• Exercise instructions
Only lines that contain the word "avec" are to be returned from the data below.
*** Opening of Information provided ***
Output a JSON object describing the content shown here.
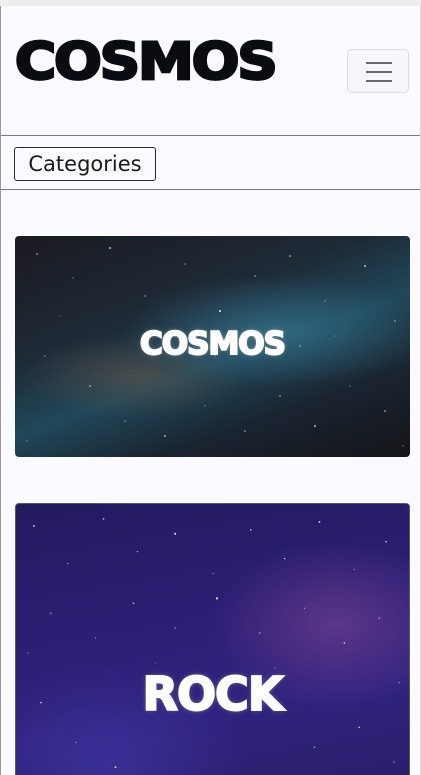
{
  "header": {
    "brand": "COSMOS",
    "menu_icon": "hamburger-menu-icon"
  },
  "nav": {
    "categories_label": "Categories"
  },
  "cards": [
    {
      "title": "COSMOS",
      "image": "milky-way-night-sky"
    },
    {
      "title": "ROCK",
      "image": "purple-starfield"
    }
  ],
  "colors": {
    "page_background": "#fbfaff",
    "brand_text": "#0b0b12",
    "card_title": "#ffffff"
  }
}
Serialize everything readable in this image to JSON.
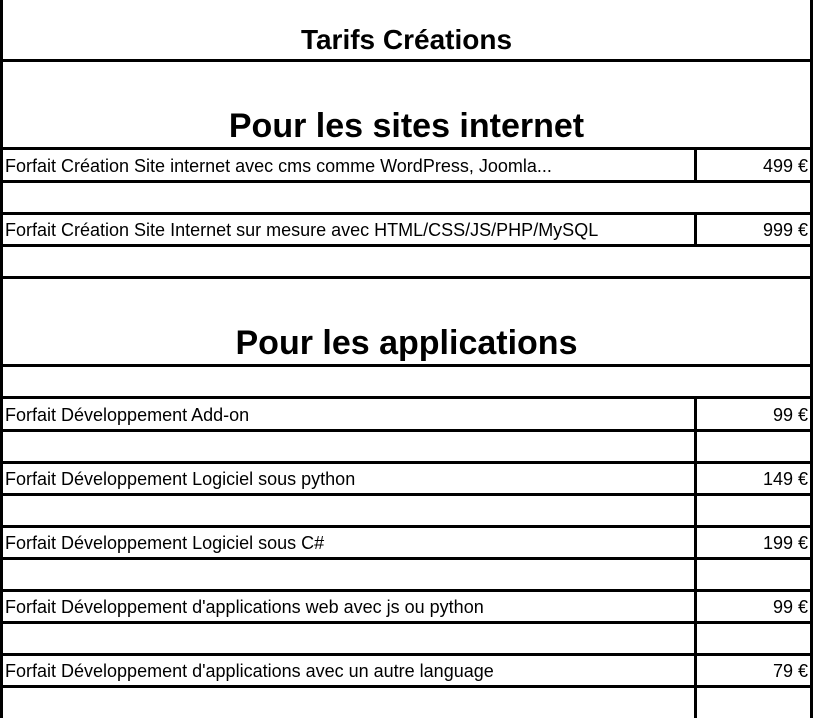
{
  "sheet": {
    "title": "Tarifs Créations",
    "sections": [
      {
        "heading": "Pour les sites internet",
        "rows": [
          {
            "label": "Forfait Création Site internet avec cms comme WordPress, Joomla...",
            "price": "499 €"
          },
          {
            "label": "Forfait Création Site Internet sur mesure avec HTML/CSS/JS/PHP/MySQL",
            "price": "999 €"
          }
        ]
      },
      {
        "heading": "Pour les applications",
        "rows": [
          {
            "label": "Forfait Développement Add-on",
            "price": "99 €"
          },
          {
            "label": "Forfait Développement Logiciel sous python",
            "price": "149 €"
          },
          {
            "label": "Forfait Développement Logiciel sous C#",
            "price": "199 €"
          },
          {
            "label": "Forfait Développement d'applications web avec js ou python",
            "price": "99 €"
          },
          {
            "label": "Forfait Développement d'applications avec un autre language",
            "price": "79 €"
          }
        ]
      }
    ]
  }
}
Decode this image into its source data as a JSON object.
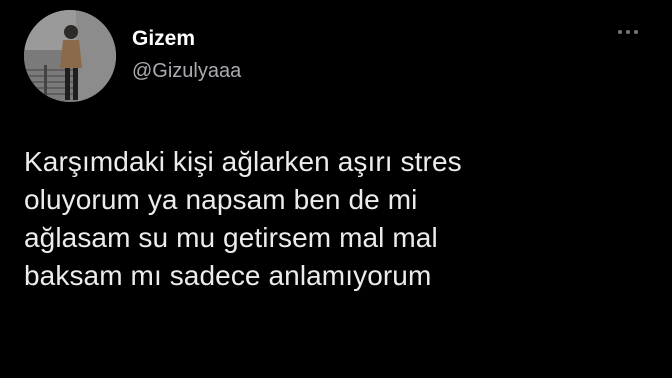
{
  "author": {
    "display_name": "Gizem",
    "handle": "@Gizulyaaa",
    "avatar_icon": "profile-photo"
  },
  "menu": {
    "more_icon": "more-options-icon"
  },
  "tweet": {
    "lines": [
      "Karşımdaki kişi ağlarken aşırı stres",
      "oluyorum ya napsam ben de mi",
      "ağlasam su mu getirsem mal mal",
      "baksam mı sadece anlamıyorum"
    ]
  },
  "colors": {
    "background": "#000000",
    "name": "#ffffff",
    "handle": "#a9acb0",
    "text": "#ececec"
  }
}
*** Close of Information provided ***
• The answer
            "label": "Forfait Création Site internet avec cms comme WordPress, Joomla...",
            "label": "Forfait Création Site Internet sur mesure avec HTML/CSS/JS/PHP/MySQL",
            "label": "Forfait Développement d'applications web avec js ou python",
            "label": "Forfait Développement d'applications avec un autre language",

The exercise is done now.